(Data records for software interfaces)

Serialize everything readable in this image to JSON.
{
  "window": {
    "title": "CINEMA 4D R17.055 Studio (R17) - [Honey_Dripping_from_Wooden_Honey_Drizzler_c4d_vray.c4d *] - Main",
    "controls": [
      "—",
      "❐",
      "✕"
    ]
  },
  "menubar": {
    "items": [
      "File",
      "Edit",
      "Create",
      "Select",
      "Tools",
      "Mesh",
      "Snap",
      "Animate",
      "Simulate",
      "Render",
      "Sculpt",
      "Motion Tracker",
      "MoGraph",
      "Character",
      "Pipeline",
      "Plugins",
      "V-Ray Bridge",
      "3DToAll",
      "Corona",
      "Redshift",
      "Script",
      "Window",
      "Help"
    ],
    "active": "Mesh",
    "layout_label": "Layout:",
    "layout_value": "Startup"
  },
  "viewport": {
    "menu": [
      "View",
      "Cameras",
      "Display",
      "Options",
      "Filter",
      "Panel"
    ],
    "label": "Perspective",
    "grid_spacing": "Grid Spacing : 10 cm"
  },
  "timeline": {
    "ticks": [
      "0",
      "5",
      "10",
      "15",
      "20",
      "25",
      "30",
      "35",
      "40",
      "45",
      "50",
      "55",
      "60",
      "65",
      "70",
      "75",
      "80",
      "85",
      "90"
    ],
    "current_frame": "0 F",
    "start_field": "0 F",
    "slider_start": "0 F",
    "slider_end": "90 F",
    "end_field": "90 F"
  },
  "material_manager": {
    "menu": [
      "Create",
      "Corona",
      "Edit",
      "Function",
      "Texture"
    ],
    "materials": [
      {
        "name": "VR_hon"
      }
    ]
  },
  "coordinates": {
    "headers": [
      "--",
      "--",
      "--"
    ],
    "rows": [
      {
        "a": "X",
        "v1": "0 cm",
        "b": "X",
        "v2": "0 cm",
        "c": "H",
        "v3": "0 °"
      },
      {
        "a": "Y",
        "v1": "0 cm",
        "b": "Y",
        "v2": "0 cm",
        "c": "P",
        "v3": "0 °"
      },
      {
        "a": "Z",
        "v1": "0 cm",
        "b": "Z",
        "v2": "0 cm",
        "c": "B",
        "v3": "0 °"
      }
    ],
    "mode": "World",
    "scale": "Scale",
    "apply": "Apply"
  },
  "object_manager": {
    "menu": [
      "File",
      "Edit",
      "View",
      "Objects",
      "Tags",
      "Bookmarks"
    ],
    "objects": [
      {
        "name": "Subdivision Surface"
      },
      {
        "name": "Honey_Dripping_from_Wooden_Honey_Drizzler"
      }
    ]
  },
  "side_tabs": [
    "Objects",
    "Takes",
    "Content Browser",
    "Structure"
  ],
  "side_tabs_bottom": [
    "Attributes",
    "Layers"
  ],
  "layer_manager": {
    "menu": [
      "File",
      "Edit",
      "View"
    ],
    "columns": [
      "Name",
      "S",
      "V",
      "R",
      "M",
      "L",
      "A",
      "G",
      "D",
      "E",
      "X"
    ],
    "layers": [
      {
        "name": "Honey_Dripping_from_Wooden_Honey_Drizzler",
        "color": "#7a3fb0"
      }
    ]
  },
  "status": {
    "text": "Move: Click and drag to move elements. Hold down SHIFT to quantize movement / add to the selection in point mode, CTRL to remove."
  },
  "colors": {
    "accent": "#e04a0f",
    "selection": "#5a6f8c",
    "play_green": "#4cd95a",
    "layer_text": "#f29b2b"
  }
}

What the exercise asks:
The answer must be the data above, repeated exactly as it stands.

Problem solution:
Serialize everything readable in this image to JSON.
{
  "window": {
    "title": "CINEMA 4D R17.055 Studio (R17) - [Honey_Dripping_from_Wooden_Honey_Drizzler_c4d_vray.c4d *] - Main",
    "controls": [
      "—",
      "❐",
      "✕"
    ]
  },
  "menubar": {
    "items": [
      "File",
      "Edit",
      "Create",
      "Select",
      "Tools",
      "Mesh",
      "Snap",
      "Animate",
      "Simulate",
      "Render",
      "Sculpt",
      "Motion Tracker",
      "MoGraph",
      "Character",
      "Pipeline",
      "Plugins",
      "V-Ray Bridge",
      "3DToAll",
      "Corona",
      "Redshift",
      "Script",
      "Window",
      "Help"
    ],
    "active": "Mesh",
    "layout_label": "Layout:",
    "layout_value": "Startup"
  },
  "viewport": {
    "menu": [
      "View",
      "Cameras",
      "Display",
      "Options",
      "Filter",
      "Panel"
    ],
    "label": "Perspective",
    "grid_spacing": "Grid Spacing : 10 cm"
  },
  "timeline": {
    "ticks": [
      "0",
      "5",
      "10",
      "15",
      "20",
      "25",
      "30",
      "35",
      "40",
      "45",
      "50",
      "55",
      "60",
      "65",
      "70",
      "75",
      "80",
      "85",
      "90"
    ],
    "current_frame": "0 F",
    "start_field": "0 F",
    "slider_start": "0 F",
    "slider_end": "90 F",
    "end_field": "90 F"
  },
  "material_manager": {
    "menu": [
      "Create",
      "Corona",
      "Edit",
      "Function",
      "Texture"
    ],
    "materials": [
      {
        "name": "VR_hon"
      }
    ]
  },
  "coordinates": {
    "headers": [
      "--",
      "--",
      "--"
    ],
    "rows": [
      {
        "a": "X",
        "v1": "0 cm",
        "b": "X",
        "v2": "0 cm",
        "c": "H",
        "v3": "0 °"
      },
      {
        "a": "Y",
        "v1": "0 cm",
        "b": "Y",
        "v2": "0 cm",
        "c": "P",
        "v3": "0 °"
      },
      {
        "a": "Z",
        "v1": "0 cm",
        "b": "Z",
        "v2": "0 cm",
        "c": "B",
        "v3": "0 °"
      }
    ],
    "mode": "World",
    "scale": "Scale",
    "apply": "Apply"
  },
  "object_manager": {
    "menu": [
      "File",
      "Edit",
      "View",
      "Objects",
      "Tags",
      "Bookmarks"
    ],
    "objects": [
      {
        "name": "Subdivision Surface"
      },
      {
        "name": "Honey_Dripping_from_Wooden_Honey_Drizzler"
      }
    ]
  },
  "side_tabs": [
    "Objects",
    "Takes",
    "Content Browser",
    "Structure"
  ],
  "side_tabs_bottom": [
    "Attributes",
    "Layers"
  ],
  "layer_manager": {
    "menu": [
      "File",
      "Edit",
      "View"
    ],
    "columns": [
      "Name",
      "S",
      "V",
      "R",
      "M",
      "L",
      "A",
      "G",
      "D",
      "E",
      "X"
    ],
    "layers": [
      {
        "name": "Honey_Dripping_from_Wooden_Honey_Drizzler",
        "color": "#7a3fb0"
      }
    ]
  },
  "status": {
    "text": "Move: Click and drag to move elements. Hold down SHIFT to quantize movement / add to the selection in point mode, CTRL to remove."
  },
  "colors": {
    "accent": "#e04a0f",
    "selection": "#5a6f8c",
    "play_green": "#4cd95a",
    "layer_text": "#f29b2b"
  }
}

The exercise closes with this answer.